Problem description — Find the word "행정건수" in the data. Return every line where it appears.

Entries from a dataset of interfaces
>>

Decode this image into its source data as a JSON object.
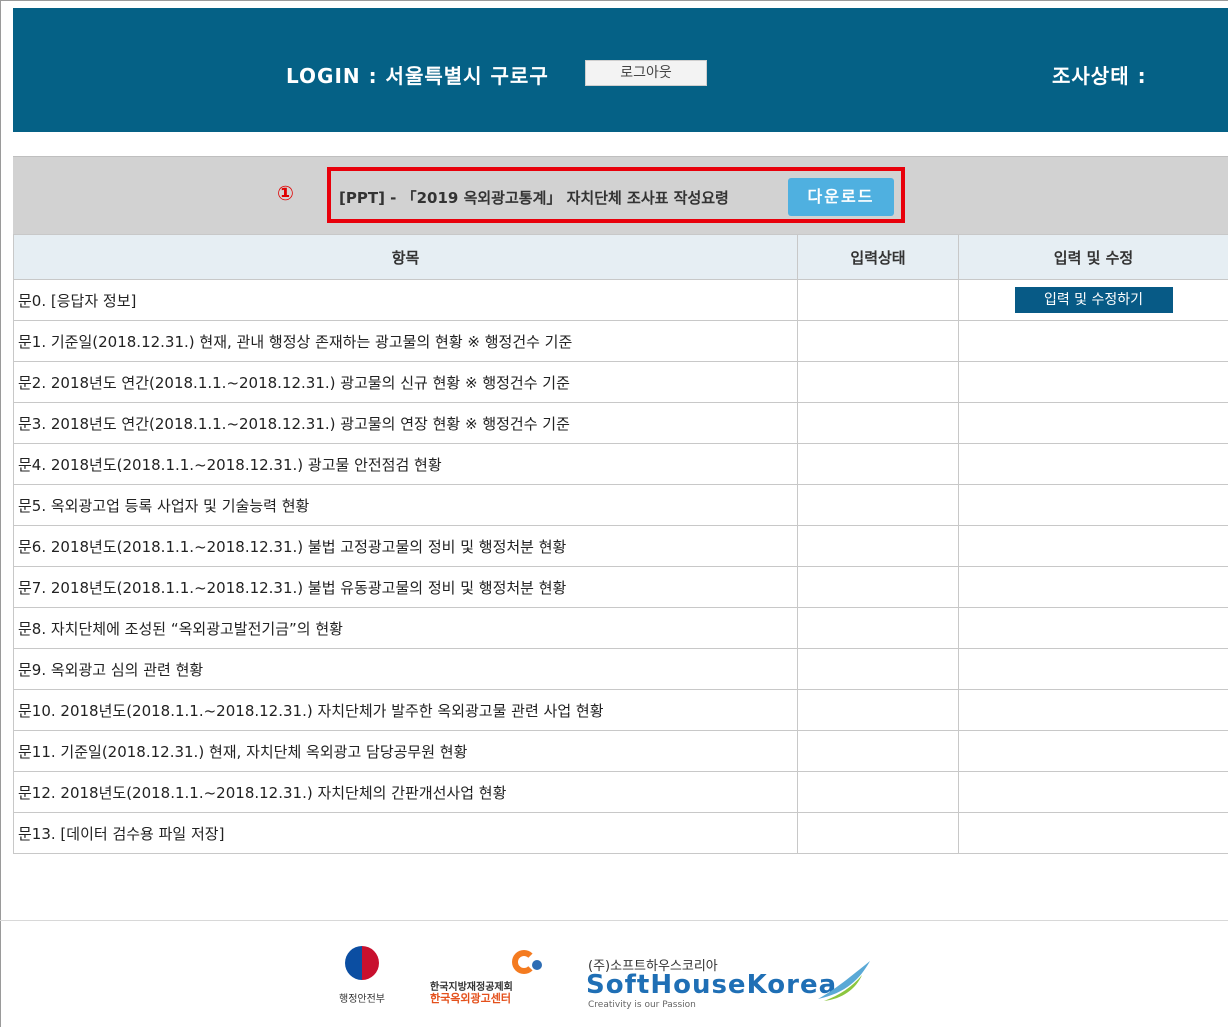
{
  "header": {
    "login_text": "LOGIN : 서울특별시 구로구",
    "logout_label": "로그아웃",
    "status_text": "조사상태 :"
  },
  "notice": {
    "number": "①",
    "text": "[PPT] - 「2019 옥외광고통계」 자치단체 조사표 작성요령",
    "download_label": "다운로드"
  },
  "table": {
    "headers": [
      "항목",
      "입력상태",
      "입력 및 수정"
    ],
    "edit_button_label": "입력 및 수정하기",
    "rows": [
      "문0. [응답자 정보]",
      "문1. 기준일(2018.12.31.) 현재, 관내 행정상 존재하는 광고물의 현황 ※ 행정건수 기준",
      "문2. 2018년도 연간(2018.1.1.~2018.12.31.) 광고물의 신규 현황 ※ 행정건수 기준",
      "문3. 2018년도 연간(2018.1.1.~2018.12.31.) 광고물의 연장 현황 ※ 행정건수 기준",
      "문4. 2018년도(2018.1.1.~2018.12.31.) 광고물 안전점검 현황",
      "문5. 옥외광고업 등록 사업자 및 기술능력 현황",
      "문6. 2018년도(2018.1.1.~2018.12.31.) 불법 고정광고물의 정비 및 행정처분 현황",
      "문7. 2018년도(2018.1.1.~2018.12.31.) 불법 유동광고물의 정비 및 행정처분 현황",
      "문8. 자치단체에 조성된 “옥외광고발전기금”의 현황",
      "문9. 옥외광고 심의 관련 현황",
      "문10. 2018년도(2018.1.1.~2018.12.31.) 자치단체가 발주한 옥외광고물 관련 사업 현황",
      "문11. 기준일(2018.12.31.) 현재, 자치단체 옥외광고 담당공무원 현황",
      "문12. 2018년도(2018.1.1.~2018.12.31.) 자치단체의 간판개선사업 현황",
      "문13. [데이터 검수용 파일 저장]"
    ]
  },
  "footer": {
    "logo1_caption": "행정안전부",
    "logo2_line1": "한국지방재정공제회",
    "logo2_line2": "한국옥외광고센터",
    "logo3_line1": "(주)소프트하우스코리아",
    "logo3_line2": "SoftHouseKorea",
    "logo3_line3": "Creativity is our Passion"
  }
}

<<

Exercise output —
      "문1. 기준일(2018.12.31.) 현재, 관내 행정상 존재하는 광고물의 현황 ※ 행정건수 기준",
      "문2. 2018년도 연간(2018.1.1.~2018.12.31.) 광고물의 신규 현황 ※ 행정건수 기준",
      "문3. 2018년도 연간(2018.1.1.~2018.12.31.) 광고물의 연장 현황 ※ 행정건수 기준",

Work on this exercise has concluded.